From 1991 on, Pieces of Eight continued to play at Put-in-Bay on an annual basis, a
variety of local bars and night clubs, an occasional gig in the Flats in Cleveland, as
well as regular Christmas and New Year's Eve Parties. In addition to a one-time gig
at the Cleveland IX Center for an indoor amusement park, (at which the Brass
played an entire song on a revolving Ferris wheel) Pieces of Eight began to play an
occasional wedding to take temporary refuge from the smoke and alcohol-induced
antics of night club patrons.  One such marital celebration at Put-in-Bay saw
prominent Hollywood actor, William H. Macy, join the band on stage to “assist” with
background vocals.

In 1995, as the bond among these friends continued to strengthen and their
relationships matured, guitar player Rob Vincent's health began to fail. Since his
birth, Rob fought a life-long battle with hemophilia. Although his condition was
known only to his family and close friends, Rob had always tried to live a normal,
unrestricted life; participating in sports and sky diving out of planes. But years
earlier, Rob was diagnosed with Acquired Immune Deficiency Syndrome from a blood
transfusion he received in the treatment of his Hemophilia. The disease had now
manifested itself in the form of an acute bout of Pneumonia. Because of the close
friendships developed by the members of Pieces of Eight, the thought of performing
without Rob on lead guitar was of great concern. While Rob was in the hospital, the
band took 4 months off from performing. Rob returned to the stage to perform for a
brief time, but his condition worsened. Although his technical abilities on the guitar
and his will and determination never faltered, Rob found himself no longer physically
able to perform. After much thought and discussion, the band decided to continue
to perform and sought out Ken Cali as the new lead guitar player. Ken, an
acquaintance of light man Mr. Bill, had performed with several area bands including
Wild Horses and Tymz Up over the previous years.

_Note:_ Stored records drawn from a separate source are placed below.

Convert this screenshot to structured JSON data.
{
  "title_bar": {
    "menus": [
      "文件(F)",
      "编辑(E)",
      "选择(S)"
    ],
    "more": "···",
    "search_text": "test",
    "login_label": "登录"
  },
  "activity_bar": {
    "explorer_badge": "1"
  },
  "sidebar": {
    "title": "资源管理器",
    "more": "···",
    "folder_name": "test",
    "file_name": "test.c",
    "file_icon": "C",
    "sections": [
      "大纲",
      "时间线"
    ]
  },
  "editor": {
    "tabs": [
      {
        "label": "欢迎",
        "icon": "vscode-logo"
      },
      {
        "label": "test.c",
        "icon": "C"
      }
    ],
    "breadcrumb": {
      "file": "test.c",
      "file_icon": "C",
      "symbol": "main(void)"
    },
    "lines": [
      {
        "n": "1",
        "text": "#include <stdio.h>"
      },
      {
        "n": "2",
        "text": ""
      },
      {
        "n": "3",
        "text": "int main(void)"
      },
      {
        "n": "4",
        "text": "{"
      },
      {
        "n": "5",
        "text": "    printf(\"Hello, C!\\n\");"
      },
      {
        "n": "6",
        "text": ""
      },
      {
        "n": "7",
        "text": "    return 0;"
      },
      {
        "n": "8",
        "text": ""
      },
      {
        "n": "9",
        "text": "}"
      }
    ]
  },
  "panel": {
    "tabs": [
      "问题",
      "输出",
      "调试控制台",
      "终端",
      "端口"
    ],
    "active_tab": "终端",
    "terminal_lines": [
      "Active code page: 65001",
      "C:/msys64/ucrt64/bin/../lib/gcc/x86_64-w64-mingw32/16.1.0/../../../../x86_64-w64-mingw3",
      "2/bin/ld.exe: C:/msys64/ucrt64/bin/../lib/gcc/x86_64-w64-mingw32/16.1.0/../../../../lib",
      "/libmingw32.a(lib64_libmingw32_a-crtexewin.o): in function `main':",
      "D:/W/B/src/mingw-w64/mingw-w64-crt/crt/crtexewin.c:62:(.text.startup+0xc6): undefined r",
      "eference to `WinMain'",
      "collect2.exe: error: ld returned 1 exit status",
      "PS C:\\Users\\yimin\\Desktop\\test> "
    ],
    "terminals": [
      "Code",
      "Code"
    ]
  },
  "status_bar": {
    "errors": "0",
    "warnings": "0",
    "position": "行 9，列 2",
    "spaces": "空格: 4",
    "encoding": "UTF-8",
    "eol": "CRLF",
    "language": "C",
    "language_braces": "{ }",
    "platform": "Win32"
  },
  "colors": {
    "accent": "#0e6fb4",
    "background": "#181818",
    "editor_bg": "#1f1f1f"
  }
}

Rob succumbed to his illness and passed away on July 29, 1996 at the age of 37.  
In tribute to Rob, a guitar stand attired with bow tie and Cleveland Indians cap
continues to accompany the band at every performance since his brave journey

After finally recovering from Pieces of Eight’s 1999 20-year anniversary celebration,
attended by nearly 800 family members, friends, fans, and former band members,
Dave DeWalt left the band in December 2002.  As the search for a new bass
guitarist ensued, Joe Lazar was sighted in the vicinity perched atop and
neighborhood barstool and agreed to end his self-imposed 13-year musical hiatus.

As 2002 turned miraculously into 2003, some of the band members joined a few
well-known Cleveland musicians and The Drew Carey Show’s “Oswald” in
developing a re-make of the old favorite “There’s No Surf In Cleveland.”  This
project was developed and produced by long time Pieces of Eight fan and
supporter and Wickliffe graduate turned Hollywood comedy writer and producer,
Terry Mulroy, whose credits include “The Drew Carey Show”, “According To Jim”,
and “Still Standing”, among various other projects.  While lots of fun was had
during studio production, it is doubtful that this surfing event will ever amount to
much more than a fart bubble in a bathtub.

2019 marks the 40th anniversary of the band - still performing for the sole purpose
of self-amusement, with the pleasant side effect of offering its audiences
entertainment. The band's longevity and accomplishments are attributable to those
friends, fans, and families of Pieces of Eight who have endured many of the same
songs, jokes, antics, and whimsical mischief since 1979 and who continue to be the
foundation of the band's success.